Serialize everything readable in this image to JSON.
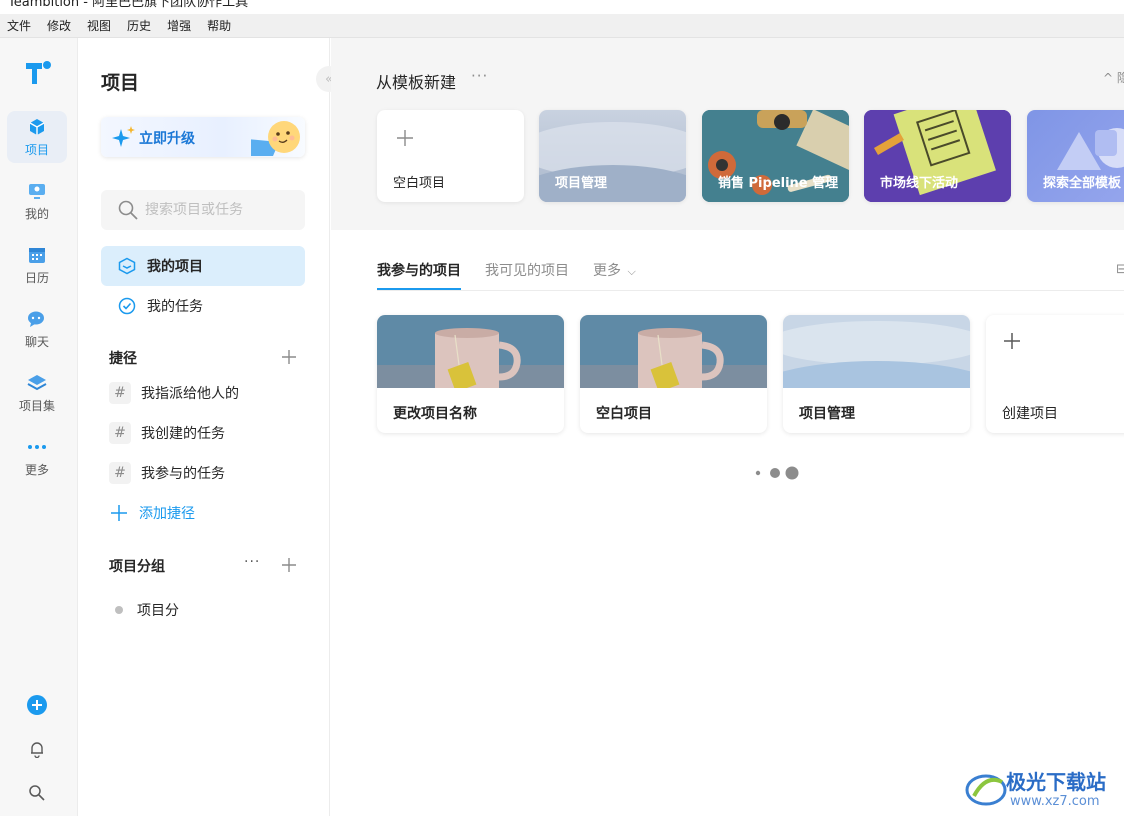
{
  "window": {
    "title": "Teambition - 阿里巴巴旗下团队协作工具"
  },
  "menu": [
    "文件",
    "修改",
    "视图",
    "历史",
    "增强",
    "帮助"
  ],
  "rail": {
    "items": [
      {
        "label": "项目",
        "icon": "cube-icon",
        "active": true
      },
      {
        "label": "我的",
        "icon": "monitor-icon"
      },
      {
        "label": "日历",
        "icon": "calendar-icon"
      },
      {
        "label": "聊天",
        "icon": "chat-icon"
      },
      {
        "label": "项目集",
        "icon": "layers-icon"
      },
      {
        "label": "更多",
        "icon": "more-dots-icon"
      }
    ],
    "bottom_icons": [
      "add-circle-icon",
      "bell-icon",
      "search-icon"
    ]
  },
  "sidebar": {
    "title": "项目",
    "collapse_icon": "«",
    "upgrade_label": "立即升级",
    "search_placeholder": "搜索项目或任务",
    "nav": [
      {
        "label": "我的项目",
        "icon": "project-icon",
        "active": true
      },
      {
        "label": "我的任务",
        "icon": "check-circle-icon"
      }
    ],
    "shortcuts_header": "捷径",
    "shortcuts": [
      "我指派给他人的",
      "我创建的任务",
      "我参与的任务"
    ],
    "hash_symbol": "#",
    "add_shortcut": "添加捷径",
    "groups_header": "项目分组",
    "group_more": "···",
    "groups": [
      "项目分"
    ]
  },
  "templates": {
    "title": "从模板新建",
    "more": "···",
    "hide_label": "^ 隐",
    "cards": [
      {
        "label": "空白项目",
        "kind": "blank"
      },
      {
        "label": "项目管理",
        "kind": "soft"
      },
      {
        "label": "销售 Pipeline 管理",
        "kind": "tools"
      },
      {
        "label": "市场线下活动",
        "kind": "poster"
      },
      {
        "label": "探索全部模板",
        "kind": "shapes"
      }
    ]
  },
  "tabs": {
    "items": [
      "我参与的项目",
      "我可见的项目",
      "更多"
    ],
    "more_chevron": "⌵",
    "right_label": "⊟"
  },
  "projects": [
    {
      "name": "更改项目名称",
      "cover": "mug"
    },
    {
      "name": "空白项目",
      "cover": "mug"
    },
    {
      "name": "项目管理",
      "cover": "soft"
    },
    {
      "name": "创建项目",
      "cover": "create"
    }
  ],
  "watermark": {
    "brand": "极光下载站",
    "url": "www.xz7.com"
  },
  "colors": {
    "accent": "#1b9aee",
    "active_bg": "#dbeefc",
    "band": "#f5f5f5"
  }
}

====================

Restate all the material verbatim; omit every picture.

Serialize everything readable in this image to JSON.
{
  "window": {
    "title": "Teambition - 阿里巴巴旗下团队协作工具"
  },
  "menu": [
    "文件",
    "修改",
    "视图",
    "历史",
    "增强",
    "帮助"
  ],
  "rail": {
    "items": [
      {
        "label": "项目",
        "icon": "cube-icon",
        "active": true
      },
      {
        "label": "我的",
        "icon": "monitor-icon"
      },
      {
        "label": "日历",
        "icon": "calendar-icon"
      },
      {
        "label": "聊天",
        "icon": "chat-icon"
      },
      {
        "label": "项目集",
        "icon": "layers-icon"
      },
      {
        "label": "更多",
        "icon": "more-dots-icon"
      }
    ],
    "bottom_icons": [
      "add-circle-icon",
      "bell-icon",
      "search-icon"
    ]
  },
  "sidebar": {
    "title": "项目",
    "collapse_icon": "«",
    "upgrade_label": "立即升级",
    "search_placeholder": "搜索项目或任务",
    "nav": [
      {
        "label": "我的项目",
        "icon": "project-icon",
        "active": true
      },
      {
        "label": "我的任务",
        "icon": "check-circle-icon"
      }
    ],
    "shortcuts_header": "捷径",
    "shortcuts": [
      "我指派给他人的",
      "我创建的任务",
      "我参与的任务"
    ],
    "hash_symbol": "#",
    "add_shortcut": "添加捷径",
    "groups_header": "项目分组",
    "group_more": "···",
    "groups": [
      "项目分"
    ]
  },
  "templates": {
    "title": "从模板新建",
    "more": "···",
    "hide_label": "^ 隐",
    "cards": [
      {
        "label": "空白项目",
        "kind": "blank"
      },
      {
        "label": "项目管理",
        "kind": "soft"
      },
      {
        "label": "销售 Pipeline 管理",
        "kind": "tools"
      },
      {
        "label": "市场线下活动",
        "kind": "poster"
      },
      {
        "label": "探索全部模板",
        "kind": "shapes"
      }
    ]
  },
  "tabs": {
    "items": [
      "我参与的项目",
      "我可见的项目",
      "更多"
    ],
    "more_chevron": "⌵",
    "right_label": "⊟"
  },
  "projects": [
    {
      "name": "更改项目名称",
      "cover": "mug"
    },
    {
      "name": "空白项目",
      "cover": "mug"
    },
    {
      "name": "项目管理",
      "cover": "soft"
    },
    {
      "name": "创建项目",
      "cover": "create"
    }
  ],
  "watermark": {
    "brand": "极光下载站",
    "url": "www.xz7.com"
  },
  "colors": {
    "accent": "#1b9aee",
    "active_bg": "#dbeefc",
    "band": "#f5f5f5"
  }
}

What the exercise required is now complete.